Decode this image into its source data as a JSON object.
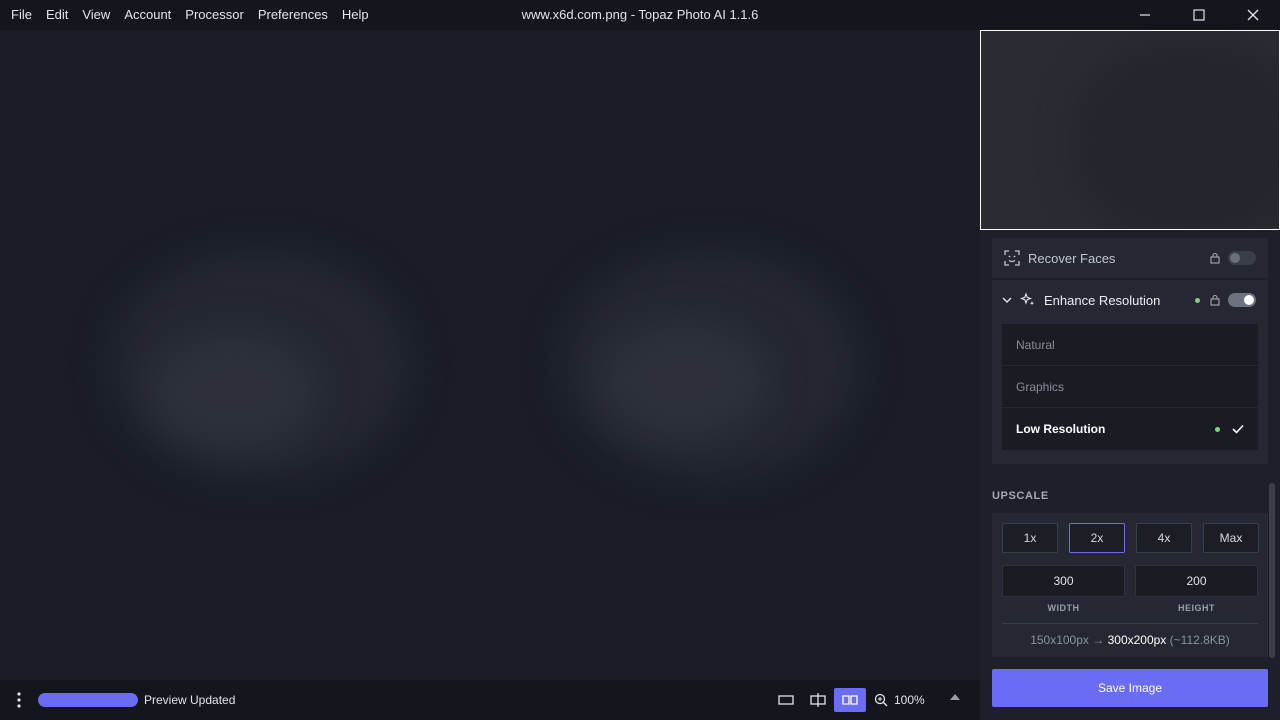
{
  "menu": [
    "File",
    "Edit",
    "View",
    "Account",
    "Processor",
    "Preferences",
    "Help"
  ],
  "window": {
    "title": "www.x6d.com.png - Topaz Photo AI 1.1.6"
  },
  "status": {
    "text": "Preview Updated",
    "progress": 1.0,
    "zoom": "100%"
  },
  "sidebar": {
    "recover_faces": {
      "label": "Recover Faces",
      "enabled": false
    },
    "enhance_resolution": {
      "label": "Enhance Resolution",
      "enabled": true,
      "models": [
        "Natural",
        "Graphics",
        "Low Resolution"
      ],
      "selected": "Low Resolution"
    },
    "upscale": {
      "title": "UPSCALE",
      "scales": [
        "1x",
        "2x",
        "4x",
        "Max"
      ],
      "active_scale": "2x",
      "width": "300",
      "height": "200",
      "width_label": "WIDTH",
      "height_label": "HEIGHT",
      "original": "150x100px",
      "arrow": "→",
      "output": "300x200px",
      "size": "(~112.8KB)"
    },
    "save_label": "Save Image"
  },
  "colors": {
    "accent": "#6a6cf6",
    "active_dot": "#7cd57c",
    "panel": "#252833",
    "background": "#1a1d26"
  }
}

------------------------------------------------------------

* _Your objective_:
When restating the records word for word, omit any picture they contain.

* _Exercise response_:
Decode this image into its source data as a JSON object.
{
  "menu": [
    "File",
    "Edit",
    "View",
    "Account",
    "Processor",
    "Preferences",
    "Help"
  ],
  "window": {
    "title": "www.x6d.com.png - Topaz Photo AI 1.1.6"
  },
  "status": {
    "text": "Preview Updated",
    "progress": 1.0,
    "zoom": "100%"
  },
  "sidebar": {
    "recover_faces": {
      "label": "Recover Faces",
      "enabled": false
    },
    "enhance_resolution": {
      "label": "Enhance Resolution",
      "enabled": true,
      "models": [
        "Natural",
        "Graphics",
        "Low Resolution"
      ],
      "selected": "Low Resolution"
    },
    "upscale": {
      "title": "UPSCALE",
      "scales": [
        "1x",
        "2x",
        "4x",
        "Max"
      ],
      "active_scale": "2x",
      "width": "300",
      "height": "200",
      "width_label": "WIDTH",
      "height_label": "HEIGHT",
      "original": "150x100px",
      "arrow": "→",
      "output": "300x200px",
      "size": "(~112.8KB)"
    },
    "save_label": "Save Image"
  },
  "colors": {
    "accent": "#6a6cf6",
    "active_dot": "#7cd57c",
    "panel": "#252833",
    "background": "#1a1d26"
  }
}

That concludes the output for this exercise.